- Exercise instructions: Below are the records; restate all of them exactly.

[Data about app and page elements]
■ ■ ■ ■ ■
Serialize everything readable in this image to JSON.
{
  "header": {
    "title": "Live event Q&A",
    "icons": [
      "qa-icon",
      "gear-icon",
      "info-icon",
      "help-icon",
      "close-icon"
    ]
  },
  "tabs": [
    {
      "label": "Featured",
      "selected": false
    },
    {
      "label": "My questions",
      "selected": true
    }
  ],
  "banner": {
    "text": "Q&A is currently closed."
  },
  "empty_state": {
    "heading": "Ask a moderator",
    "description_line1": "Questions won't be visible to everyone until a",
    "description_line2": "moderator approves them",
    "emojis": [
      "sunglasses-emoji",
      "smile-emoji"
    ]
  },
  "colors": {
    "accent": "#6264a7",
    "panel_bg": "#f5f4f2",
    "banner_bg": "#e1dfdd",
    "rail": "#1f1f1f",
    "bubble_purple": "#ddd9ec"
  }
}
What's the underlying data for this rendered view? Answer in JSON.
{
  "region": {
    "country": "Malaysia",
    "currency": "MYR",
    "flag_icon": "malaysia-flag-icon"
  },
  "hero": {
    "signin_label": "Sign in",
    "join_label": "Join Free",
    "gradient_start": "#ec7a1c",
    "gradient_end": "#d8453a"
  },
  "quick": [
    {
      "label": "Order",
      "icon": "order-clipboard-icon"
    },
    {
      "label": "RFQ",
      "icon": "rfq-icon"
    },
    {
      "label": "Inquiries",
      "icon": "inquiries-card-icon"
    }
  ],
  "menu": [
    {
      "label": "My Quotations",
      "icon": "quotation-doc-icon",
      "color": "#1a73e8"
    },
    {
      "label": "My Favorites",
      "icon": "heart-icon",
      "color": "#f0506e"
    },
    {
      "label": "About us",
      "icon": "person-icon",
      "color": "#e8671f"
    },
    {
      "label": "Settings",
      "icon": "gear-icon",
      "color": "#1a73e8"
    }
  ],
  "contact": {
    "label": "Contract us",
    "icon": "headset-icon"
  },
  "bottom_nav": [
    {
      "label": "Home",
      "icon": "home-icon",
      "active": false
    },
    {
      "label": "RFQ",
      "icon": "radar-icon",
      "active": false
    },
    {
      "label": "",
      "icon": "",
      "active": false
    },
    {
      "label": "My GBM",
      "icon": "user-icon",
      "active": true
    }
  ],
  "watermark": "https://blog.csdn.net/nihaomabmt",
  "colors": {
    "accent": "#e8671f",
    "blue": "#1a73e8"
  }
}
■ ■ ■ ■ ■
- Answer to this task:
Serialize everything readable in this image to JSON.
{
  "header": {
    "title": "Live event Q&A",
    "icons": [
      "qa-icon",
      "gear-icon",
      "info-icon",
      "help-icon",
      "close-icon"
    ]
  },
  "tabs": [
    {
      "label": "Featured",
      "selected": false
    },
    {
      "label": "My questions",
      "selected": true
    }
  ],
  "banner": {
    "text": "Q&A is currently closed."
  },
  "empty_state": {
    "heading": "Ask a moderator",
    "description_line1": "Questions won't be visible to everyone until a",
    "description_line2": "moderator approves them",
    "emojis": [
      "sunglasses-emoji",
      "smile-emoji"
    ]
  },
  "colors": {
    "accent": "#6264a7",
    "panel_bg": "#f5f4f2",
    "banner_bg": "#e1dfdd",
    "rail": "#1f1f1f",
    "bubble_purple": "#ddd9ec"
  }
}
What's the underlying data for this rendered view? Answer in JSON.
{
  "region": {
    "country": "Malaysia",
    "currency": "MYR",
    "flag_icon": "malaysia-flag-icon"
  },
  "hero": {
    "signin_label": "Sign in",
    "join_label": "Join Free",
    "gradient_start": "#ec7a1c",
    "gradient_end": "#d8453a"
  },
  "quick": [
    {
      "label": "Order",
      "icon": "order-clipboard-icon"
    },
    {
      "label": "RFQ",
      "icon": "rfq-icon"
    },
    {
      "label": "Inquiries",
      "icon": "inquiries-card-icon"
    }
  ],
  "menu": [
    {
      "label": "My Quotations",
      "icon": "quotation-doc-icon",
      "color": "#1a73e8"
    },
    {
      "label": "My Favorites",
      "icon": "heart-icon",
      "color": "#f0506e"
    },
    {
      "label": "About us",
      "icon": "person-icon",
      "color": "#e8671f"
    },
    {
      "label": "Settings",
      "icon": "gear-icon",
      "color": "#1a73e8"
    }
  ],
  "contact": {
    "label": "Contract us",
    "icon": "headset-icon"
  },
  "bottom_nav": [
    {
      "label": "Home",
      "icon": "home-icon",
      "active": false
    },
    {
      "label": "RFQ",
      "icon": "radar-icon",
      "active": false
    },
    {
      "label": "",
      "icon": "",
      "active": false
    },
    {
      "label": "My GBM",
      "icon": "user-icon",
      "active": true
    }
  ],
  "watermark": "https://blog.csdn.net/nihaomabmt",
  "colors": {
    "accent": "#e8671f",
    "blue": "#1a73e8"
  }
}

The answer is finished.